The editor of Liberty has said: "The bank performs the same service that is performed by the registry of deeds office in the case of land transfers,—that of making the title more secure in the eyes of the parties interested or liable to become interested." I agree to this. But the certificate issued by the registrar has none of the power or capacity of the transferred land. The certificate is merely a certificate, after all. And the same is true of the credit certificates issued by the bank. The bank here occupies the position of an insurance company. It assures all men that its notes are based upon tangible property worth considerably more than the amount of the bank-notes issued to the mortgagor. The money is somewhat similar to a policy of assurance. The policy is not the paper upon which the guarantee is inscribed. The paper is the durable form upon which the guarantee is recorded It is the guarantee of the bank which is the money.

You say: "In reality the money is not the paper, but is the monetary power or function or capacity naturally inhering in the wealth which the paper represents." I contend that there is no monetary power inhering in wealth. Whatever there be of such power inheres in man. It is the power or sagacity to make exchanges on credit, and the credit in turn is based largely upon the known ability of the debtor to meet his obligations.

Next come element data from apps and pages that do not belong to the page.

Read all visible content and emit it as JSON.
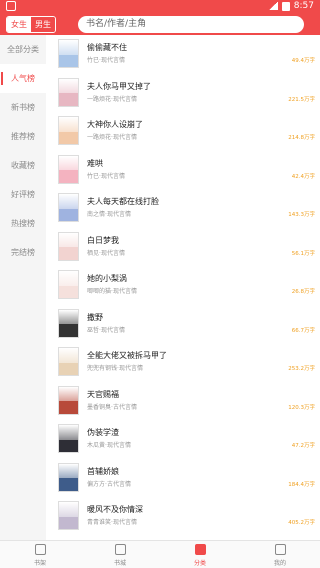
{
  "status": {
    "time": "8:57"
  },
  "header": {
    "gender_tabs": [
      "女生",
      "男生"
    ],
    "search_placeholder": "书名/作者/主角"
  },
  "sidebar": {
    "items": [
      {
        "label": "全部分类"
      },
      {
        "label": "人气榜"
      },
      {
        "label": "新书榜"
      },
      {
        "label": "推荐榜"
      },
      {
        "label": "收藏榜"
      },
      {
        "label": "好评榜"
      },
      {
        "label": "热搜榜"
      },
      {
        "label": "完结榜"
      }
    ],
    "active_index": 1
  },
  "books": [
    {
      "title": "偷偷藏不住",
      "author": "竹已",
      "genre": "现代言情",
      "count": "49.4万字",
      "color": "#a9c5e8"
    },
    {
      "title": "夫人你马甲又掉了",
      "author": "一路烦花",
      "genre": "现代言情",
      "count": "221.5万字",
      "color": "#e7b7c2"
    },
    {
      "title": "大神你人设崩了",
      "author": "一路烦花",
      "genre": "现代言情",
      "count": "214.8万字",
      "color": "#f2c9a8"
    },
    {
      "title": "难哄",
      "author": "竹已",
      "genre": "现代言情",
      "count": "42.4万字",
      "color": "#f4b3c0"
    },
    {
      "title": "夫人每天都在线打脸",
      "author": "南之情",
      "genre": "现代言情",
      "count": "143.3万字",
      "color": "#9fb3e0"
    },
    {
      "title": "白日梦我",
      "author": "栖见",
      "genre": "现代言情",
      "count": "56.1万字",
      "color": "#f2d3d0"
    },
    {
      "title": "她的小梨涡",
      "author": "唧唧的猫",
      "genre": "现代言情",
      "count": "26.8万字",
      "color": "#f5e0dc"
    },
    {
      "title": "撒野",
      "author": "巫哲",
      "genre": "现代言情",
      "count": "66.7万字",
      "color": "#333333"
    },
    {
      "title": "全能大佬又被拆马甲了",
      "author": "兜兜有钢钱",
      "genre": "现代言情",
      "count": "253.2万字",
      "color": "#e8d2b5"
    },
    {
      "title": "天官赐福",
      "author": "墨香铜臭",
      "genre": "古代言情",
      "count": "120.3万字",
      "color": "#b84a3a"
    },
    {
      "title": "伪装学渣",
      "author": "木瓜黄",
      "genre": "现代言情",
      "count": "47.2万字",
      "color": "#2e2e36"
    },
    {
      "title": "首辅娇娘",
      "author": "偏方方",
      "genre": "古代言情",
      "count": "184.4万字",
      "color": "#3e5c8a"
    },
    {
      "title": "暖风不及你情深",
      "author": "青青谁笑",
      "genre": "现代言情",
      "count": "405.2万字",
      "color": "#c2b8cf"
    }
  ],
  "tabbar": {
    "items": [
      {
        "label": "书架"
      },
      {
        "label": "书城"
      },
      {
        "label": "分类"
      },
      {
        "label": "我的"
      }
    ],
    "active_index": 2
  },
  "colors": {
    "accent": "#f04a4a",
    "count": "#f0a020"
  }
}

He gives the bank such security us warrants the bank in giving assurance of security to all the world, and the bank's certificates (money) are the tangible forms of this assurance.

The discovery that the possessor of wealth could inspire his neighbors with confidence in his credit was not in itself an addition to the wealth of the world. It is true that the discovery tends to overcome the wastes, inconveniences, and labor incident to barter, and thus will liberate some labor from that form of service, allowing it to be utilized in other directions. But the discovery of the process was merely an advance in human sagacity, and, being a part of man himself, it cannot be classed as wealth. Nor is wealth used in the transaction of credit. It is only used in case the debtor fails otherwise to redeem his promise. In fact, the chief value of credit over barter lies in the fact that the use of the wealth is obviated.

"Monetary power" is a term which cannot be used as applying to wealth without ascribing to wealth some such metaphysical qualities as matter-of-fact commerce has never yet recognized. Unless the symbol may be said to be "the soul" of the thing symbolized, I cannot conceive of any such power inhering in a thing If it were at all proper to regard the symbol synonymous with the thing, then money may be truly said to be debt. since money is really the symbol of debt.

Many of the social injustices which stand between man and his comfort have their origin in the superstition that money is "the soul of wealth," and that wealth has a monetary power a which can live apart from the body.

There is no such process possible as the monetization of wealth, except by barter. There can be monetization of credit. It is the monetization of credit for which the advocates of the mutual bank should contend.

One of my objections to the terms of your syllogism (the one most particularly applicable to this controversy) is that at money is not a thing.